Your Right to Travel or Liberty of Movement Right is a common law right and if you cannot get under the common law because you have statused yourself as a resident, you only have civil rights. Civil rights are the rights of 14th amendment citizens. They are legislated by Congress and are not the Bill of Rights rights.

Congress has not legislated a right to travel. I have seen the proposition that a State cannot interfere with your 14th Amendment right to go on the highways from State to State. The right to go on the highways among the several States without State interference has been held by the court to be a 14th Amendment Constitutional right.

But the case in question did not involve “reasonable state regulation” like insurance and tags and licenses and I think that has been upheld against “residents” on numerous occasions. And residents in court are in a civil law venue under martial law.

So, your right to travel without license, tags, and insurance is there in the common law if you can get statused to be under its protection and IF you can deal with the law martial law enforcement officers, judges, and procedures.

Common law abatement pleas can keep you out of their traffic court, but I don’t yet know how you get your impounded car back.

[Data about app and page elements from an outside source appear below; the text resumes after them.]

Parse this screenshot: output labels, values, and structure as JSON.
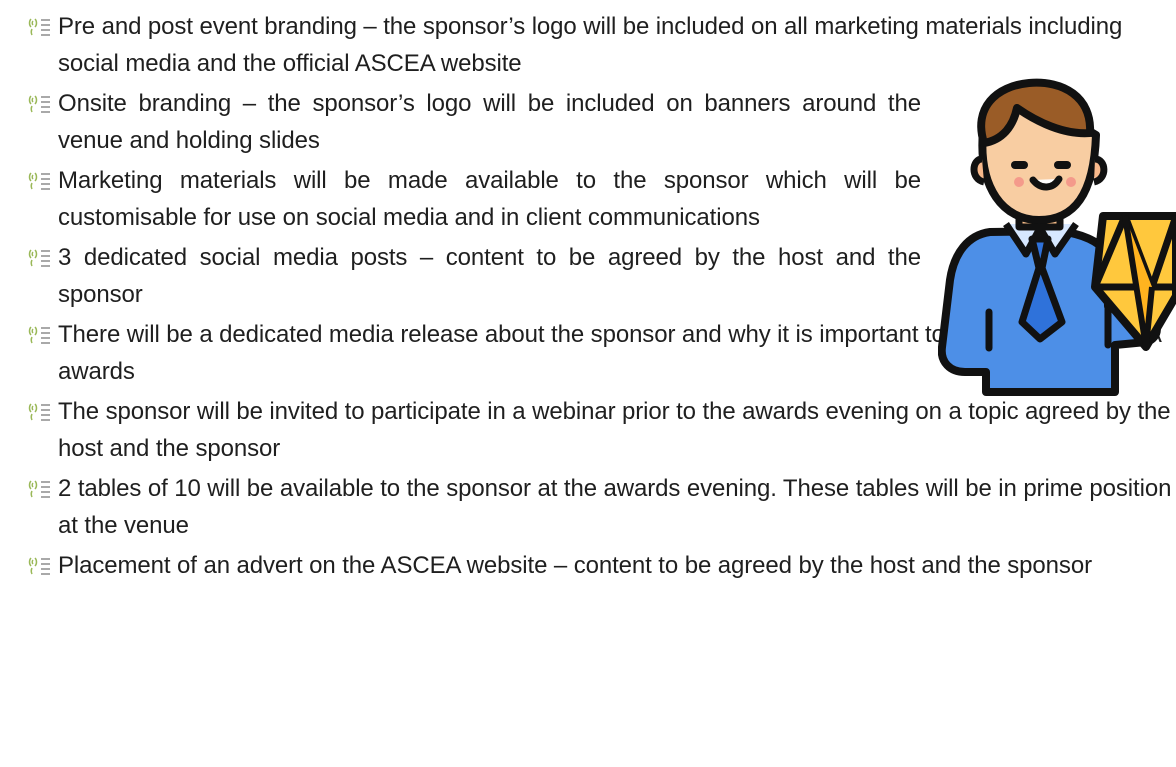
{
  "bullets": [
    {
      "text": "Pre and post event branding – the sponsor’s logo will be included on all marketing materials including social media and the official ASCEA website"
    },
    {
      "text": "Onsite branding – the sponsor’s logo will be included on banners around the venue and holding slides"
    },
    {
      "text": "Marketing materials will be made available to the sponsor which will be customisable for use on social media and in client communications"
    },
    {
      "text": "3 dedicated social media posts – content to be agreed by the host and the sponsor"
    },
    {
      "text": "There will be a dedicated media release about the sponsor and why it is important to sponsor the ASCEA awards"
    },
    {
      "text": "The sponsor will be invited to participate in a webinar prior to the awards evening on a topic agreed by the host and the sponsor"
    },
    {
      "text": "2 tables of 10 will be available to the sponsor at the awards evening.  These tables will be in prime position at the venue"
    },
    {
      "text": "Placement of an advert on the ASCEA website – content to be agreed by the host and the sponsor"
    }
  ],
  "icons": {
    "bullet": "fingerprint-list-icon",
    "illustration": "businessman-with-diamond-icon"
  },
  "colors": {
    "text": "#1f1f1f",
    "bullet_icon": "#8fb84a",
    "shirt": "#4f8fe8",
    "diamond": "#ffc83d"
  }
}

This common law right could be extinguished by a treaty, but so far as I know has not been, yet.

In conclusion, it is our opinion, unless judicially determined otherwise, that the word ‘resident’ as used in the Law, means a person who makes his home or place of abode within the geographical boundaries of the State with no present intention of moving outside the State or district.

Now understanding the useage of the word, look around at it applied to many situations where jurisdiction is assumed, e.g. RESERVATION, RESET, RESTORE all presumptions of a faulty state, needing some sort of correctional application to address non members and incorporate all persons within its quasi boarders.